Upper Snake River Trappers of Idaho, Inc.
The Upper Snake River Trappers of Idaho was organized by a small group of about 25 southeastern Idaho trappers in the Fall of 2001 to address the needs of the trappers of southeastern Idaho and to promote trapping throughout Idaho and the United States. The organization was initiated with a limited amount of resources provided from $100 loans from 18 local trappers:
- Gerald Arnell (Montpelier)
- George Bradford (Idaho Falls)
- Robert Gokey (Roberts)
- Bill Kelly (Idaho Falls)
- Wayne Ruffridge (Chubbuck)
- Mark Buttars (Idaho Falls)
- Boyd Hammond (rural Blackfoot)
- Delane Kritsky (Chubbuck)
- Bart Smith (Rexburg)
- John Contor (Blackfoot)
- Kim Holbrook (Idaho Falls)
- Dean Michaelson (Paris)
- John Smith (Rexburg)
- Tlya Barker (Idaho Falls)
- Steve Fitzwater (Dubois)
- Bud Keller (Preston)
- Milt Olson (Idaho Falls)
- Kent Young (Idaho Falls)
Since that meager beginning, the USRT has grown to a highly viable trapping organization of about 200 members supporting trapping in Idaho and throughout the United States.
The bylaws of USRT outlined an organizational structure comprising a Board of Directors with 5 members: an Elections Director; a Public Relations Director; a Fur Sale Director; a Fish and Game/Legislative Director; and an National Trappers Association (NTA) Director; a Chairman of the Board was to be elected by the members of the Board of Directors to serve one-year terms. The first members elected to serve on the Board of Directors were Mark Buttars (Elections Director), Brett Johnson (Public Relations Director), Bill Kelly (Legislative Director), Boyd Hammond (Fur Sales Director) and Kenn Johnson (NTA Director), with Mark Buttars being subsequently elected to serve as Chairman of the Board.

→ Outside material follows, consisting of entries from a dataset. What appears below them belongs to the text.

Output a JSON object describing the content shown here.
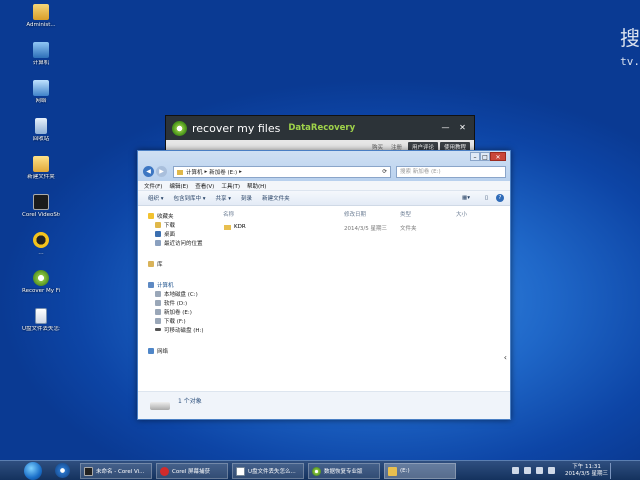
{
  "desktop": {
    "icons": [
      {
        "label": "Administ...",
        "icon": "user-folder-icon"
      },
      {
        "label": "计算机",
        "icon": "computer-icon"
      },
      {
        "label": "网络",
        "icon": "network-icon"
      },
      {
        "label": "回收站",
        "icon": "recycle-bin-icon"
      },
      {
        "label": "新建文件夹",
        "icon": "folder-icon"
      },
      {
        "label": "Corel VideoStudi...",
        "icon": "corel-icon"
      },
      {
        "label": "…",
        "icon": "qq-icon"
      },
      {
        "label": "Recover My Files",
        "icon": "recover-icon"
      },
      {
        "label": "U盘文件丢失怎么办...",
        "icon": "document-icon"
      }
    ],
    "watermark": {
      "text": "搜",
      "sub": "tv."
    }
  },
  "recover_window": {
    "title": "recover my files",
    "subtitle": "DataRecovery",
    "minimize": "—",
    "close": "✕",
    "links": [
      "购买",
      "注册"
    ],
    "buttons": [
      "用户评论",
      "使用教程"
    ]
  },
  "explorer": {
    "address": [
      "计算机",
      "新加卷 (E:)"
    ],
    "search_placeholder": "搜索 新加卷 (E:)",
    "menu": [
      "文件(F)",
      "编辑(E)",
      "查看(V)",
      "工具(T)",
      "帮助(H)"
    ],
    "toolbar": [
      "组织 ▾",
      "包含到库中 ▾",
      "共享 ▾",
      "刻录",
      "新建文件夹"
    ],
    "nav": {
      "favorites": "收藏夹",
      "favorites_items": [
        "下载",
        "桌面",
        "最近访问的位置"
      ],
      "library": "库",
      "computer": "计算机",
      "drives": [
        "本地磁盘 (C:)",
        "软件 (D:)",
        "新加卷 (E:)",
        "下载 (F:)",
        "可移动磁盘 (H:)"
      ],
      "network": "网络"
    },
    "columns": [
      "名称",
      "修改日期",
      "类型",
      "大小"
    ],
    "files": [
      {
        "name": "KDR",
        "date": "2014/3/5 星期三",
        "type": "文件夹",
        "size": ""
      }
    ],
    "status": "1 个对象"
  },
  "taskbar": {
    "items": [
      "未命名 - Corel Vi...",
      "Corel 屏幕捕获",
      "U盘文件丢失怎么...",
      "数据恢复专业版",
      "(E:)"
    ],
    "time": "下午 11:31",
    "date": "2014/3/5 星期三"
  },
  "colors": {
    "accent": "#9fd34a",
    "taskbar": "#1f3d6b",
    "desktop": "#1f67c8"
  }
}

Within a 3 months of the establishment of the USRT, the organization had held its first Fur Sale to serve the trappers of eastern Idaho and as an affiliate of the National Trappers Association, had committed to host the first and second National Trappers Association Western Convention in Blackfoot, Idaho. The latter commitments involved a major challenge for the fledgling association because it was estimated that more than 50 volunteers would be needed to manage and operate the western conventions each year. The 2002 and 2003 NTA Western Conventions were held in June, 2002 and 2003, and were a major successes by attracting more than 750 trappers each year from throughout the western states and some states east of the Mississippi River. Within 8 months of organization, the USRT had made its mark on the national trapping scene and had obtained a level of financial security that sufficient funds were available to continue regular operations as well as reimburse all 18 members for funds they provided for the startup loans for the organization.

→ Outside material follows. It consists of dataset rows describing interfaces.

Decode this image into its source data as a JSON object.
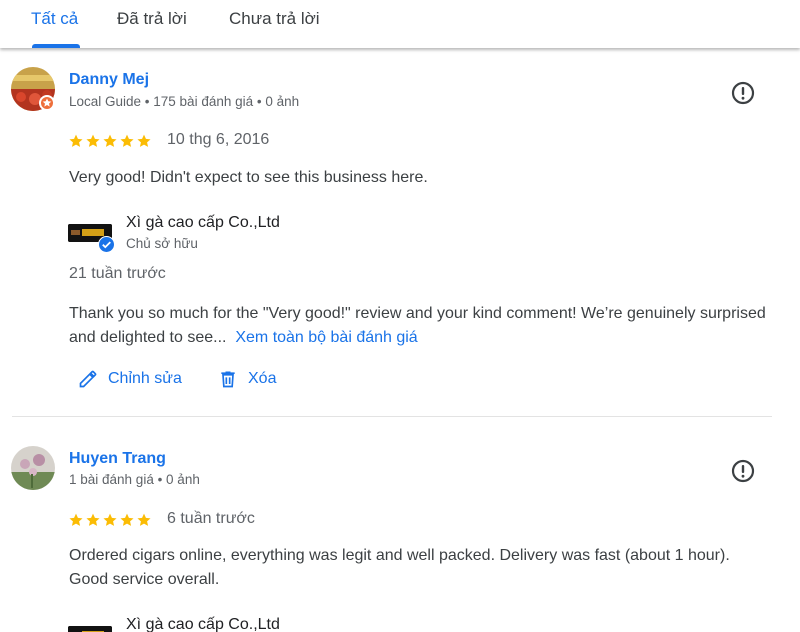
{
  "tabs": [
    {
      "label": "Tất cả",
      "active": true
    },
    {
      "label": "Đã trả lời",
      "active": false
    },
    {
      "label": "Chưa trả lời",
      "active": false
    }
  ],
  "colors": {
    "accent": "#1a73e8",
    "star": "#fbbc04",
    "local_guide_badge": "#ee6f3b"
  },
  "reviews": [
    {
      "author": "Danny Mej",
      "meta": "Local Guide • 175 bài đánh giá • 0 ảnh",
      "rating": 5,
      "date": "10 thg 6, 2016",
      "text": "Very good! Didn't expect to see this business here.",
      "report_icon": "flag-report-icon",
      "reply": {
        "owner_name": "Xì gà cao cấp Co.,Ltd",
        "owner_role": "Chủ sở hữu",
        "time": "21 tuần trước",
        "text": "Thank you so much for the \"Very good!\" review and your kind comment! We’re genuinely surprised and delighted to see...",
        "more_link": "Xem toàn bộ bài đánh giá"
      },
      "actions": [
        {
          "label": "Chỉnh sửa",
          "icon": "pencil-icon"
        },
        {
          "label": "Xóa",
          "icon": "trash-icon"
        }
      ]
    },
    {
      "author": "Huyen Trang",
      "meta": "1 bài đánh giá • 0 ảnh",
      "rating": 5,
      "date": "6 tuần trước",
      "text": "Ordered cigars online, everything was legit and well packed. Delivery was fast (about 1 hour). Good service overall.",
      "report_icon": "flag-report-icon",
      "reply": {
        "owner_name": "Xì gà cao cấp Co.,Ltd"
      }
    }
  ]
}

Since those early beginnings, the USRT has continued to offer service to the trappers of Idaho by providing an annual fur sale in Blackfoot during January of each year, supporting the National Trappers Association both financially and by providing personnel (one of our members has served as President of the NTA and another as the Western Director), offering recommendations and public testimony concerning trapping and other wildlife issues to the Idaho Department of Fish and Game, supporting the young people of the State of Idaho by offering the $1500 annual Trina Johnson Memorial Scholarship for a family member of a trapper to attend a college or university, supporting youth baseball in southeastern Idaho and participation in other youth activities in the area. In 2006, the USRT hosted the Fifth Annual NTA Western Convention again held in Blackfoot.

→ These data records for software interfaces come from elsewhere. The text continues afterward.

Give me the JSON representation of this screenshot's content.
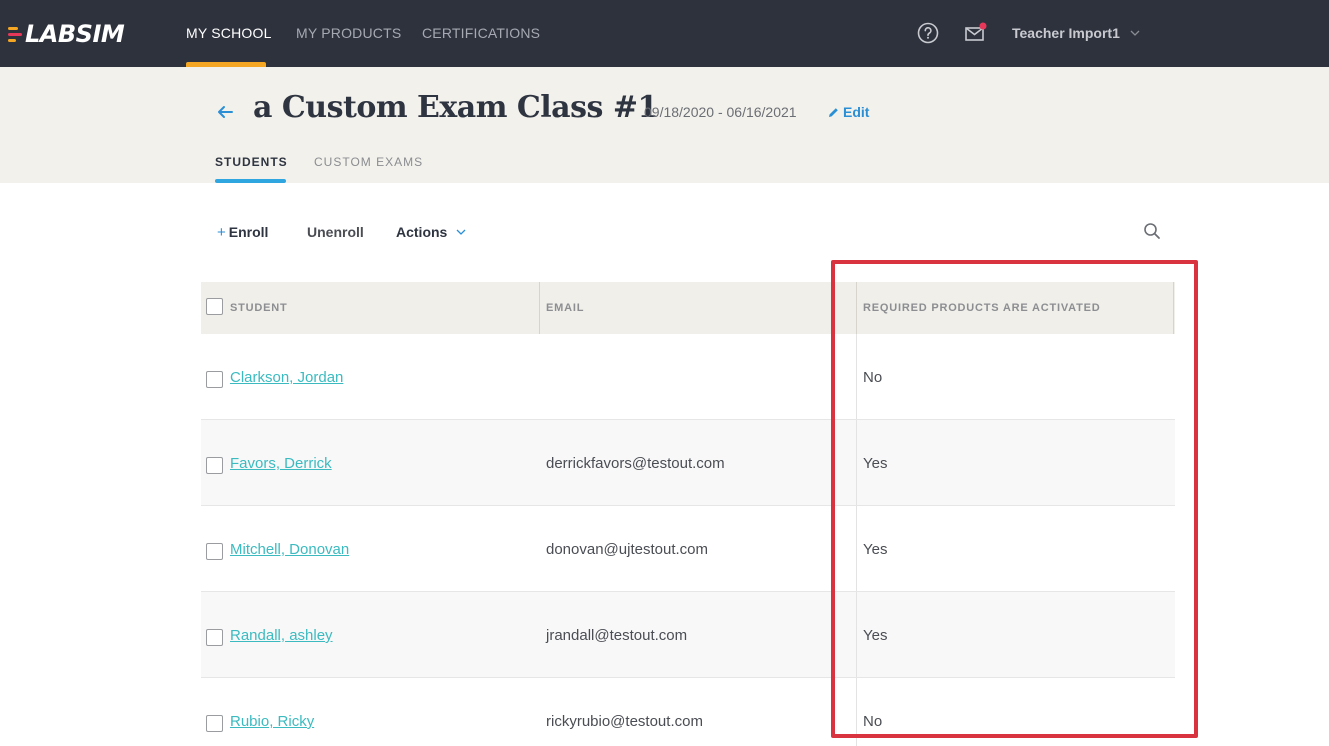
{
  "topnav": {
    "logo": "LABSIM",
    "items": [
      {
        "label": "MY SCHOOL",
        "active": true
      },
      {
        "label": "MY PRODUCTS",
        "active": false
      },
      {
        "label": "CERTIFICATIONS",
        "active": false
      }
    ],
    "user_name": "Teacher Import1",
    "icons": [
      "help-icon",
      "mail-icon",
      "chevron-down-icon"
    ],
    "accent": "#f5a623",
    "notification_dot": "#e8385a"
  },
  "header": {
    "title": "a Custom Exam Class #1",
    "date_range": "09/18/2020 - 06/16/2021",
    "edit_label": "Edit",
    "tabs": [
      {
        "label": "STUDENTS",
        "active": true
      },
      {
        "label": "CUSTOM EXAMS",
        "active": false
      }
    ]
  },
  "toolbar": {
    "enroll_plus": "+",
    "enroll_label": "Enroll",
    "unenroll_label": "Unenroll",
    "actions_label": "Actions"
  },
  "table": {
    "columns": [
      "STUDENT",
      "EMAIL",
      "REQUIRED PRODUCTS ARE ACTIVATED"
    ],
    "rows": [
      {
        "student": "Clarkson, Jordan",
        "email": "",
        "required": "No"
      },
      {
        "student": "Favors, Derrick",
        "email": "derrickfavors@testout.com",
        "required": "Yes"
      },
      {
        "student": "Mitchell, Donovan",
        "email": "donovan@ujtestout.com",
        "required": "Yes"
      },
      {
        "student": "Randall, ashley",
        "email": "jrandall@testout.com",
        "required": "Yes"
      },
      {
        "student": "Rubio, Ricky",
        "email": "rickyrubio@testout.com",
        "required": "No"
      }
    ]
  },
  "colors": {
    "topbar": "#2e323d",
    "link": "#3bbbc0",
    "highlight": "#d9333f",
    "tab_accent": "#2fa6e0"
  }
}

The USRT continues to hold important its objectives of 1) promoting sound conservation and management of the fur resources in the State of Idaho and throughout the United States; 2) to stand and fight against those forces attempting to destroy trapping as our heritage, as a sport, as an important wildlife management tool, and as a legitimate means of livelihood within Idaho and the United States; 3) to educate the public about the history, status, importance of trapping and other consumptive uses of wildlife in this country; and 4) to provide maximal service to the trappers of Idaho.